Iterative Rose Solutions, LLC, was founded in May, 2005, by Jim Holmes. Jim's experience in the Information Technology domain runs the gamut from telephone hotline support to network management to software development in Java, C++, and Perl. Jim also has a solid background in requirements and testing. Along his career, Jim came to believe strongly in the odd notion that solution providers ought to listen to the customer, rather than lecturing customers on how the providers can best spend the customers' money. Jim's resume is available online here.

Experience via the school of hard knocks convinced Jim that development based on the waterfall method was a lousy way to meet customer needs. Burning up customer funds while creating huge packages of requirements documentation isn't a good use of anyone's time. Worse, cumbersome and inflexible approaches to software aren't realistic simply because too many things change in a project's lifecyle. Business needs change. Understanding of the problem grows. New technology emerges. Deal with it or move aside. As General Eric Shinseki said, "If you don't like change, you're going to like irrelevance even less."

Agile and iterative methodologies attracted Jim because of their close involvement with the customer's needs, coupled with the ability to react quickly during the project's cycle.

Jim moved into the .NET arena after the Software Development West expo in 2004 where he attended presentations by industry leaders like Josh Holmes, Michele Leroux Bustamante, and Steve McConnell.

Why Iterative Rose? Jim realized some similarities exist between software development and rose gardening. A rose gardener starts out with a vague picture of what the rose should look like when it's first planted. The rose gets trimmed and adjusted as it grows, adapting its structure to changing conditions. A gardener has to pay attention to any feedback the rose gives, plus one can see most bugs aren't beneficial to either roses or software

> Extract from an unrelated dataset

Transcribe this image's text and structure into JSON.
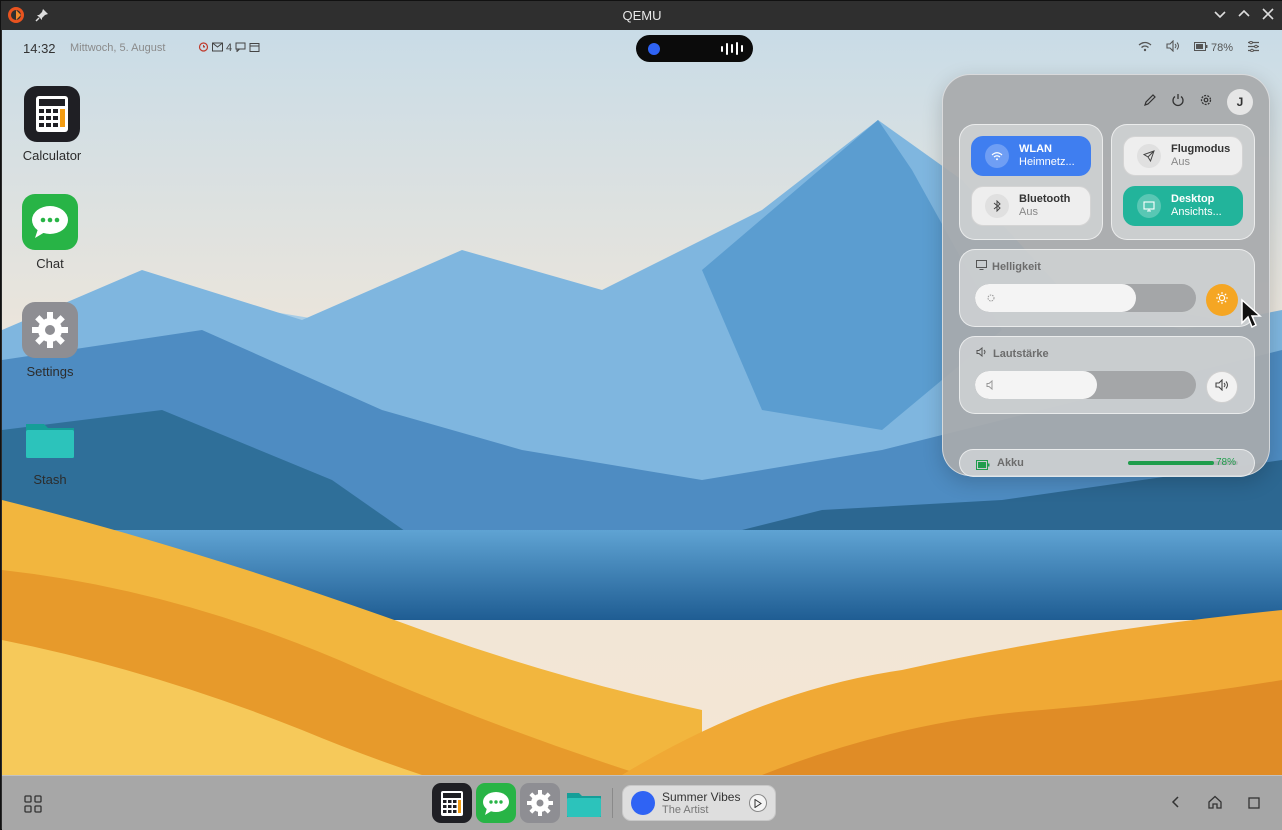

The metaphor breaks down if one carries it too far. Roses like to get sprayed with seaweed extract and fed lots of manure. Most customers don't particularly care for such treatment.